Some time ago I managed to isolate an ugly vSphere 5 bug that caused me some unpleasant moments. Today I finally reproduced this behavior in a clean lab environment, so I feel confident enough to describe it in public. Don’t worry, the way to recover is described also!

Take a vSphere 5 environment with a template (say, “MyTemplate”) that you want to deploy a virtual machine from. Step through a regular deployment wizard and select “Edit Virtual Hardware” on the last page. In the VM properties, choose the hard disk and change its size. The new VM (say, “MyVM”) will be created successfully, but the next time you’ll go through the deployment process it will fail with a strange message: “Unable to access file ‘MyTemplate/MyTemplate.vmdk’ since it is locked”…

A quick search in VMware KB (or just in Google) will tell you that the vmdk (the virtual disk of the VM) is usually locked when some other VM uses the same disk. Hey, this is a template! No other VMs are supposed to use the template disk, right? Well, the truth is that this disk is now attached to MyVM – yes, that one with different disk size… But let the lock alone. Your lovely template is now gone, since the disk that belonged to the template is now owned by the running virtual machine – with new name, settings and maybe even software!

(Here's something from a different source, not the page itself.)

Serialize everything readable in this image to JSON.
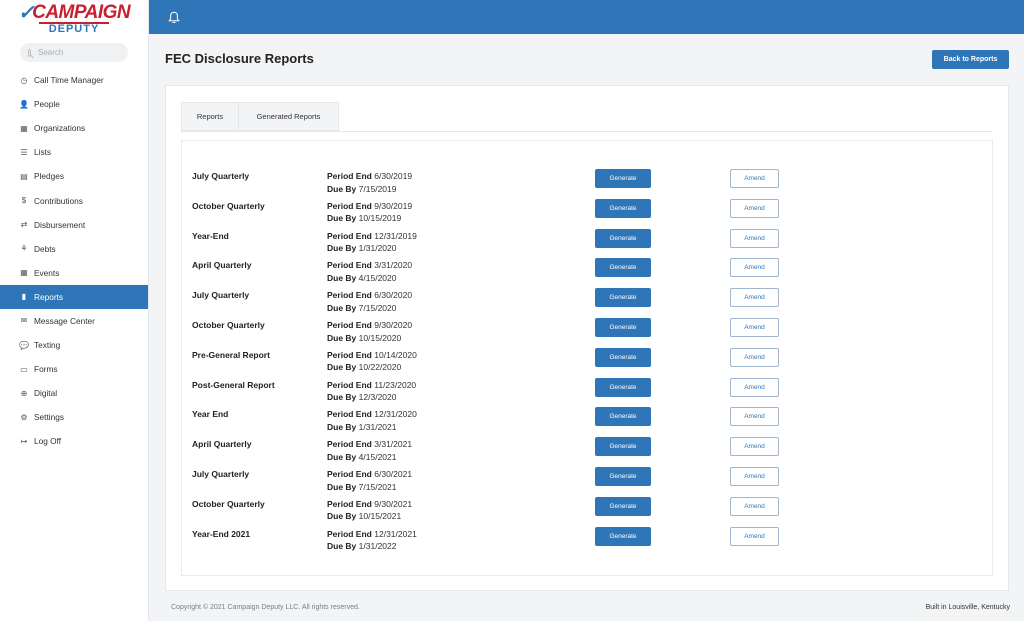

Well, how do you recover from this situation? The good news are that the original disk from MyTemplate is not gone. In fact, vSphere really cloned a new vmdk file for MyVM and placed it where it should usually reside – in ‘MyVM/MyVM.vmdk’ – but for some reason set the MyVM to use a template file instead. At this moment you can take a deep breath, shut down MyVM, point it to the right virtual disk and physically swap the files in the datastore… Continue reading “Deployment of New VM from Template Fails with VMDK Locked Error”